Some of the students were there for personal reasons, whilst others simply wished to show solidarity with the plight of the people in Iran and Afghanistan. The students spent two hours shouting ‘Zan, zendegi, azadi’ (‘Woman, life, freedom’). “It’s important for students to speak out now. Particularly in view of the university’s conspicuous silence yet again.”
The protest started after the protesters congregated on Blaak. It was still quiet shortly before five o’clock, but then a deluge of students emerged from the Willem de Kooning Academy building holding banners and posters bearing the words ‘Woman, life, freedom’ in all languages. The group in front of the Markthal grew bigger and bigger, reaching around seventy people just after five o’clock. EUC student Juliette Douet is one of the initiators: “I know several women from Iran and Afghanistan myself and so I think it’s important to be here today.”
While a number of concise statements from students in Iran were read out in front of the Markthal and a song by an Iranian rap star was played, Douet talked to us about the protest. “We’re here to make it clear that this is a big issue and that the way in which women are treated in Iran is unacceptable.”
'Not about my hair'
Sociology student Jaïr joined the protest too. His reasons for doing so today include a personal one: “I’m from a colonised nation, Aruba, and I see the lasting effects of colonialism and imperialism and the way in which people are oppressed. That is why I want to show as much solidarity as possible with other people who have it tough and are being oppressed.”
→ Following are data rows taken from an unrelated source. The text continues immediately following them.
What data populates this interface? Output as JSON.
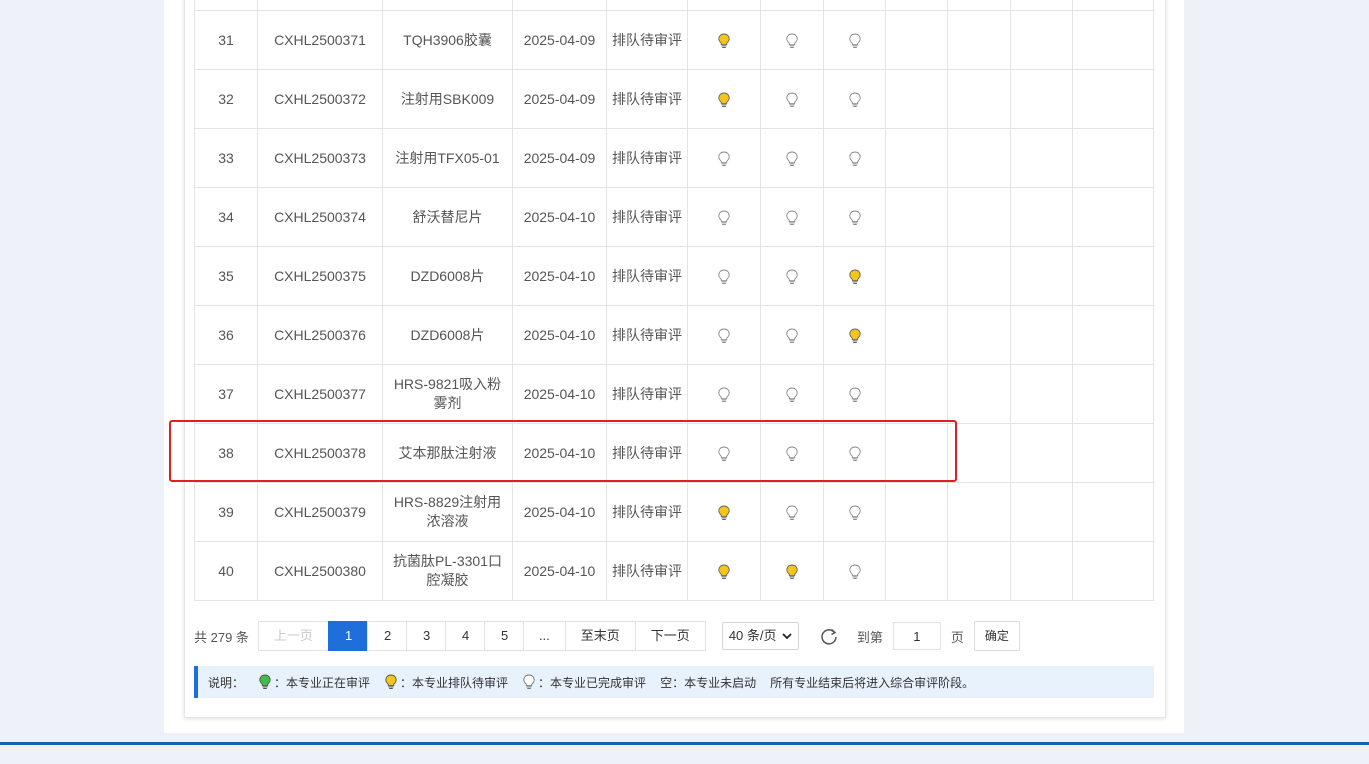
{
  "rows": [
    {
      "no": "31",
      "code": "CXHL2500371",
      "name": "TQH3906胶囊",
      "date": "2025-04-09",
      "status": "排队待审评",
      "s1": "queue",
      "s2": "done",
      "s3": "done"
    },
    {
      "no": "32",
      "code": "CXHL2500372",
      "name": "注射用SBK009",
      "date": "2025-04-09",
      "status": "排队待审评",
      "s1": "queue",
      "s2": "done",
      "s3": "done"
    },
    {
      "no": "33",
      "code": "CXHL2500373",
      "name": "注射用TFX05-01",
      "date": "2025-04-09",
      "status": "排队待审评",
      "s1": "done",
      "s2": "done",
      "s3": "done"
    },
    {
      "no": "34",
      "code": "CXHL2500374",
      "name": "舒沃替尼片",
      "date": "2025-04-10",
      "status": "排队待审评",
      "s1": "done",
      "s2": "done",
      "s3": "done"
    },
    {
      "no": "35",
      "code": "CXHL2500375",
      "name": "DZD6008片",
      "date": "2025-04-10",
      "status": "排队待审评",
      "s1": "done",
      "s2": "done",
      "s3": "queue"
    },
    {
      "no": "36",
      "code": "CXHL2500376",
      "name": "DZD6008片",
      "date": "2025-04-10",
      "status": "排队待审评",
      "s1": "done",
      "s2": "done",
      "s3": "queue"
    },
    {
      "no": "37",
      "code": "CXHL2500377",
      "name": "HRS-9821吸入粉雾剂",
      "date": "2025-04-10",
      "status": "排队待审评",
      "s1": "done",
      "s2": "done",
      "s3": "done"
    },
    {
      "no": "38",
      "code": "CXHL2500378",
      "name": "艾本那肽注射液",
      "date": "2025-04-10",
      "status": "排队待审评",
      "s1": "done",
      "s2": "done",
      "s3": "done"
    },
    {
      "no": "39",
      "code": "CXHL2500379",
      "name": "HRS-8829注射用浓溶液",
      "date": "2025-04-10",
      "status": "排队待审评",
      "s1": "queue",
      "s2": "done",
      "s3": "done"
    },
    {
      "no": "40",
      "code": "CXHL2500380",
      "name": "抗菌肽PL-3301口腔凝胶",
      "date": "2025-04-10",
      "status": "排队待审评",
      "s1": "queue",
      "s2": "queue",
      "s3": "done"
    }
  ],
  "pagination": {
    "total": "共 279 条",
    "prev": "上一页",
    "pages": [
      "1",
      "2",
      "3",
      "4",
      "5"
    ],
    "current": "1",
    "ellipsis": "...",
    "last": "至末页",
    "next": "下一页",
    "page_size": "40 条/页",
    "goto_label": "到第",
    "goto_value": "1",
    "page_word": "页",
    "confirm": "确定"
  },
  "legend": {
    "title": "说明：",
    "reviewing": "：本专业正在审评",
    "queued": "：本专业排队待审评",
    "done": "：本专业已完成审评",
    "empty": "空：本专业未启动",
    "note": "所有专业结束后将进入综合审评阶段。"
  },
  "colors": {
    "accent": "#1e6fd9",
    "highlight": "#e02020",
    "bulb_queue": "#f5c518",
    "bulb_reviewing": "#3fbf4a",
    "bulb_done": "#ffffff"
  }
}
“I’m from Turkey, so I grew up with the idea of oppression”, said EUC student Deniz Hakman as the march got started. “It’s good that the subjugation of women in Iran and Afghanistan is now getting so much coverage in the West, as people here can’t imagine what it’s like over there at the moment.” She stressed that people in the Netherlands could learn a lot from this protest march, “The Dutch often think that headscarves are oppressive, and that that’s what we’re protesting against. But they’re missing the bigger picture.” During the march, this was explained several times with a slogan “It’s not about my hair, it’s about my voice. It’s not about my body, it’s about my choice.”
As the demonstration headed towards Beurs, sociology student Jasper Schut explained that he is taking part not only in solidarity but also out of political interest. “I find the intersectional aspect really unique. The fact that even the Iranian labour movement is standing up for women’s rights, for instance.” This is a reference to a statement on women’s rights made by oil workers in Iran shortly before the march. “I get the feeling that’s a pretty new phenomenon. I also know students in Iran who are all extremely critical of the political status quo, so the wind of change is definitely blowing throughout the nation.”